Last year I had the great pleasure of reading C.E. Morgan's The Sport of Kings, an epic family saga that centers on horse racing. The Sport of Kings was my favorite read in 2016. It was so rich in language, character, and story. Once I finished it, I was eager to read Morgan's debut novel, a book that had been sitting on my bookshelf, largely unnoticed, for years.
At first appearance, All the Living is definitely a different sort of novel than The Sport of Kings. While The Sport... was a mammoth volume in weight and appearance, All the Living is a tiny thing, easily read in under six hours. The scope is much smaller, as well. While Morgan's second novel fills in backstory and spends considerable time with entire generations, All the Living jumps right in and most of the novel focuses on the couple, Aloma and Orren. Keeping that in mind, All the Living didn't have the punch that its successor had, but it had no problems standing on its own.

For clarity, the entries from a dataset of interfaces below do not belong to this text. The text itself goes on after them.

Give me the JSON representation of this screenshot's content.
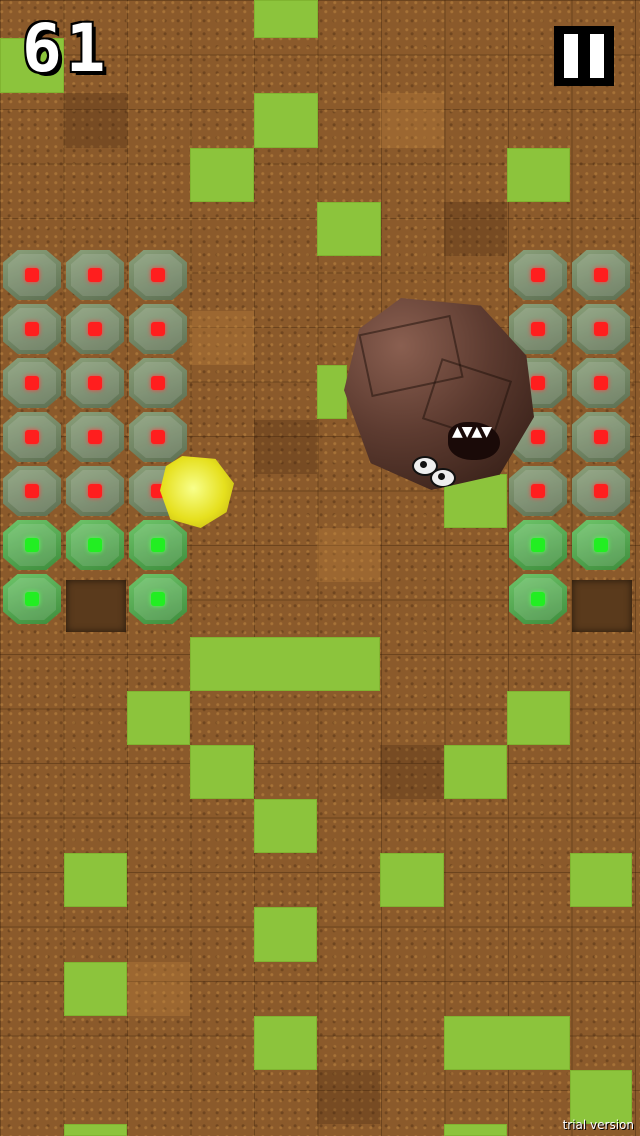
{
  "hud": {
    "score": "61",
    "pause_icon": "pause-icon"
  },
  "footer": {
    "trial_label": "trial version"
  },
  "colors": {
    "grass": "#8cc43c",
    "dirt": "#8b5a2b",
    "block_red_led": "#ff1e1e",
    "block_green_led": "#22ee22",
    "gem": "#e6e01e"
  },
  "board": {
    "player": "gem",
    "enemy": "rock-monster"
  }
}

In such a small space, Morgan succeeds in forming a story that is full and enclosed in rich language. Despite the constraints, the story never feels rushed, neither does it feel incomplete or plain. I was surprised by how easily I was swept up into this tale with so little movement. Where the novel lacks, however, is in characters. These are great characters, but they're not as developed as I'd have liked them to have been. I don't really feel like I particularly understand either Orren or Aloma. When they make drastic choices, I'm not convinced that there actions are believable because I really do not understand the character. This is especially true with Aloma, a character that is extremely interesting, but not fully rounded. I'd have liked more time to get to know her and understand what she'd been through before page 1.
All the Living captures a distinct rhythm that was also present in Morgan's second novel. She builds worlds that you can see and feel, but also hear. Any well written book can transport the reader to another place, but with C.E. Morgan, it feels a little more vivid, as though maybe you'd actually been there. I look forward to visiting the next place she takes me.